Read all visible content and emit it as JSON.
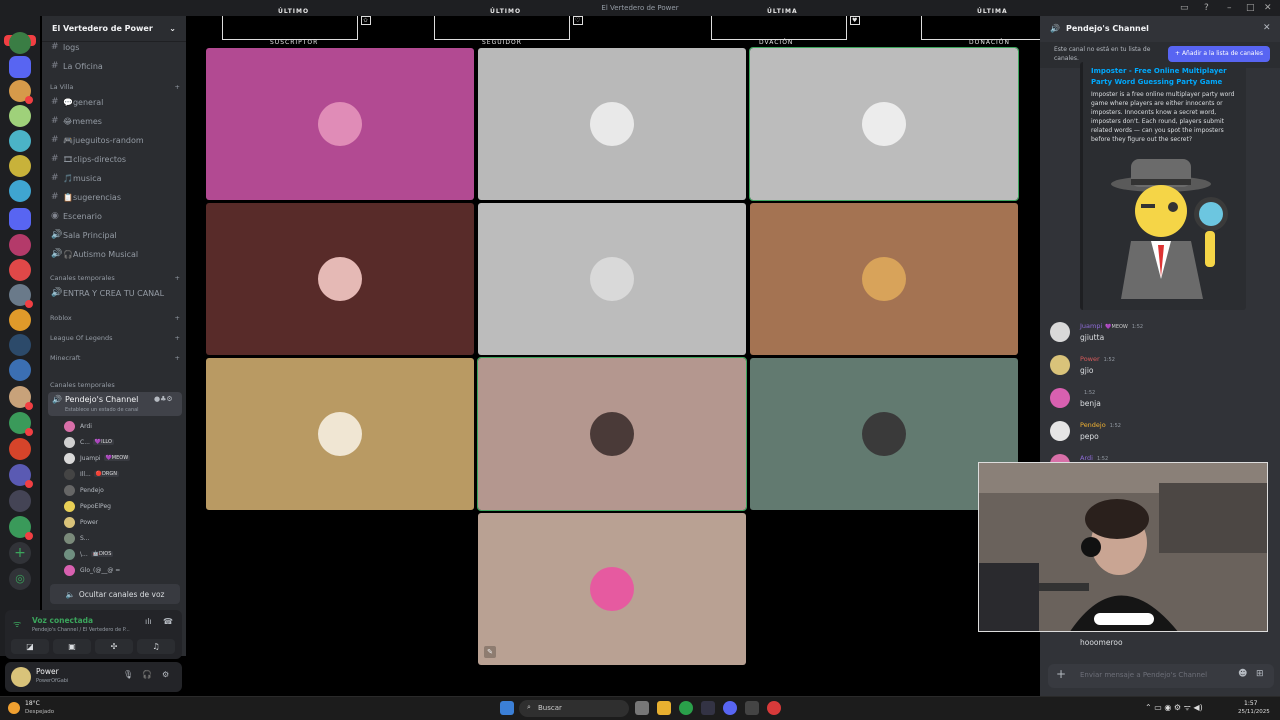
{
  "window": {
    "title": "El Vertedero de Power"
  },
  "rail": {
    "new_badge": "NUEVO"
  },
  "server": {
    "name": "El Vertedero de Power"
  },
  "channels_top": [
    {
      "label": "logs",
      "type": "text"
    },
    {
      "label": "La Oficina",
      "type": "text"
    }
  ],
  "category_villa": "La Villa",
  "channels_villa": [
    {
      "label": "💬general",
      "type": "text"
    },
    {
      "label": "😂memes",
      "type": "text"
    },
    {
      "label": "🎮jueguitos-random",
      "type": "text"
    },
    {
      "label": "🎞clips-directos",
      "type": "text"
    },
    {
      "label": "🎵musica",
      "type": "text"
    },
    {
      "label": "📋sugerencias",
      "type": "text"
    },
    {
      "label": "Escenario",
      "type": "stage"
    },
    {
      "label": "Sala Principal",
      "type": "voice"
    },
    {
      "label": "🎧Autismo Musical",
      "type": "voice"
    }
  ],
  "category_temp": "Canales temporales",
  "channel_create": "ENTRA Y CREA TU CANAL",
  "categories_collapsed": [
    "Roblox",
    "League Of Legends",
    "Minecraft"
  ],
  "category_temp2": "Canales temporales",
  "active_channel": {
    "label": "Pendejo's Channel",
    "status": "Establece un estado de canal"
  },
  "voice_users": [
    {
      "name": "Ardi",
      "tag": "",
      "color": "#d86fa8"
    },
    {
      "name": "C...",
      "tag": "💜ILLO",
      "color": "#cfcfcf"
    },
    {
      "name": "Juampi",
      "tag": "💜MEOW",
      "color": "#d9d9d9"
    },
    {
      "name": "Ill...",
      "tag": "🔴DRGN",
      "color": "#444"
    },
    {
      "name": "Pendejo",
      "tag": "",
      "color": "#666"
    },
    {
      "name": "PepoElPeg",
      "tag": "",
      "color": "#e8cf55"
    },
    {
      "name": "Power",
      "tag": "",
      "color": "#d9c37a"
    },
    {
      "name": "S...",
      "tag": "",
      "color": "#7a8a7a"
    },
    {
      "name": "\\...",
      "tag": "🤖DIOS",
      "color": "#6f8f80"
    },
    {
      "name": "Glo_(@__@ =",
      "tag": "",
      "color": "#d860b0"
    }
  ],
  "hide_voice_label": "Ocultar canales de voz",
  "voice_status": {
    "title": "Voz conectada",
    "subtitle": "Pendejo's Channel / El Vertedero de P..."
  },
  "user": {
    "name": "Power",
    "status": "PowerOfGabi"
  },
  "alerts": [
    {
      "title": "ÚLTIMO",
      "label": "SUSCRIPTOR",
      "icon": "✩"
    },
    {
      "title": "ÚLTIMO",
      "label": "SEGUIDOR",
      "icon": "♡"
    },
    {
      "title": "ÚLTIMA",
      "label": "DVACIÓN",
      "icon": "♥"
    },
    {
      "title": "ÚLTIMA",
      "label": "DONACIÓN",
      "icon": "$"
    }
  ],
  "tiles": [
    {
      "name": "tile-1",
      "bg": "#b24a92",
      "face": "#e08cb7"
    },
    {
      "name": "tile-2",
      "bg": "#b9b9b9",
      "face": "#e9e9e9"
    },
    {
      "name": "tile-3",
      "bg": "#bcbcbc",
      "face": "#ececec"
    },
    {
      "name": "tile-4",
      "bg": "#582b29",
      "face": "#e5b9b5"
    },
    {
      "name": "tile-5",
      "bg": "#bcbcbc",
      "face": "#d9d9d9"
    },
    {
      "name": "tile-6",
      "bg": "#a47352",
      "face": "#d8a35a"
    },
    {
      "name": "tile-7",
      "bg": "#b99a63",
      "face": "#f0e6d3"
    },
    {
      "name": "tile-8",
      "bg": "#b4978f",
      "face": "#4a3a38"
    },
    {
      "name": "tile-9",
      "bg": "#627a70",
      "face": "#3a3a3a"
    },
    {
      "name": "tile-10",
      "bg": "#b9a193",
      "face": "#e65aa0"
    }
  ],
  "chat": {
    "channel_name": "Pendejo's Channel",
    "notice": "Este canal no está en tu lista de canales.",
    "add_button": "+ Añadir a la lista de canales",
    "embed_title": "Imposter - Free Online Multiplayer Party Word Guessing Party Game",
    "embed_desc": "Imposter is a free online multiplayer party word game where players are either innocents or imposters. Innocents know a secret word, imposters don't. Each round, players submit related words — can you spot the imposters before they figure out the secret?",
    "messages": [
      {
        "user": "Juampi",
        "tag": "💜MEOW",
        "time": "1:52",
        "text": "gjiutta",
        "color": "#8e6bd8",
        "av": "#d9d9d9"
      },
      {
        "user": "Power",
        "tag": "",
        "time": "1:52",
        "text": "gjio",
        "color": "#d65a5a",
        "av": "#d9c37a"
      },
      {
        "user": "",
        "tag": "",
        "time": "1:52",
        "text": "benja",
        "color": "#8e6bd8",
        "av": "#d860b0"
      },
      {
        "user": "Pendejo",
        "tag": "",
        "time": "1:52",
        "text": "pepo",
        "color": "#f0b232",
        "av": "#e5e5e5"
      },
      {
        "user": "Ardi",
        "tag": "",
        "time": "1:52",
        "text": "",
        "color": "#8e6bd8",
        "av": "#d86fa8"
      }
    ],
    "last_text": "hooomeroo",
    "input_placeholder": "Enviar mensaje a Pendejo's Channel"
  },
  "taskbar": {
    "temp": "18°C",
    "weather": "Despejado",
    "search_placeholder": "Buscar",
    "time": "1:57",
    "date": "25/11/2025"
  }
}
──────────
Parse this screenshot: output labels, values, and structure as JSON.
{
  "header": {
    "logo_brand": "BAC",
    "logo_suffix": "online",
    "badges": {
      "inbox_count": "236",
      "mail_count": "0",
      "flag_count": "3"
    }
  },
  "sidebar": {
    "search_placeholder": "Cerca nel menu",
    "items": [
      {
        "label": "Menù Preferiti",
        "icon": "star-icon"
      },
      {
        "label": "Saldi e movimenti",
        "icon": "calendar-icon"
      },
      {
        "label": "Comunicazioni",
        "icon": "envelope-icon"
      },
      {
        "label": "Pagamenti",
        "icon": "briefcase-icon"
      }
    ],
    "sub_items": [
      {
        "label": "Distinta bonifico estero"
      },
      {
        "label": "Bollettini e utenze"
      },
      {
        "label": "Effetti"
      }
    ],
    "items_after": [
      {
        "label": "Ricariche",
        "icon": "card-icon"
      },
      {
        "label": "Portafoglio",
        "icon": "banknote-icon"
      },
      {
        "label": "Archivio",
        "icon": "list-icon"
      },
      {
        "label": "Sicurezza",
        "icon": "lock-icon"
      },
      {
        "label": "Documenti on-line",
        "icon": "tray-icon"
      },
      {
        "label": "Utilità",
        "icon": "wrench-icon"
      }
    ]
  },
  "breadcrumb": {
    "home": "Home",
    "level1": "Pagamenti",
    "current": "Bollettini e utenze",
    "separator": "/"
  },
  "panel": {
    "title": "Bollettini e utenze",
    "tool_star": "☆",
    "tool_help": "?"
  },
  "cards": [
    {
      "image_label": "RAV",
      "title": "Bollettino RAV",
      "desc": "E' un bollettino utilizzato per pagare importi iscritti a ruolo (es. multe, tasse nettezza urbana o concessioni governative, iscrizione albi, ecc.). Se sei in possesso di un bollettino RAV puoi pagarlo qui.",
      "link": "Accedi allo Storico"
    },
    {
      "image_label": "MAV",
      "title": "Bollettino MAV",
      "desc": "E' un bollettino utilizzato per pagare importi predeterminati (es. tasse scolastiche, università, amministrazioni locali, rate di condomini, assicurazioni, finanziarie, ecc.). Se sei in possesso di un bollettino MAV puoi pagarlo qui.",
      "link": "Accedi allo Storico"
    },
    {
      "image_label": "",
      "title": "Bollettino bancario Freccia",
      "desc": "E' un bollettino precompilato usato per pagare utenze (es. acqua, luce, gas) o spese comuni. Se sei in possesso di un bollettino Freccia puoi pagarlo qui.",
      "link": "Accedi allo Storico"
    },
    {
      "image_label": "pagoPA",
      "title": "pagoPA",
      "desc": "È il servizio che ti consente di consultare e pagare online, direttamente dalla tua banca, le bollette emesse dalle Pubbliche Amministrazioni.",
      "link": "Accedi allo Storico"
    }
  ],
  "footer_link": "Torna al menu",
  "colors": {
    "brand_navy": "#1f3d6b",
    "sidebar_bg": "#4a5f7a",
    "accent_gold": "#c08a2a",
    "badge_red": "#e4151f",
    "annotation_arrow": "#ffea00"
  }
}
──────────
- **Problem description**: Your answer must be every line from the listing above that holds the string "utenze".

- **Solution below**:
        "label": "Bollettini e utenze"
    "current": "Bollettini e utenze",
    "title": "Bollettini e utenze",
      "desc": "E' un bollettino precompilato usato per pagare utenze (es. acqua, luce, gas) o spese comuni. Se sei in possesso di un bollettino Freccia puoi pagarlo qui.",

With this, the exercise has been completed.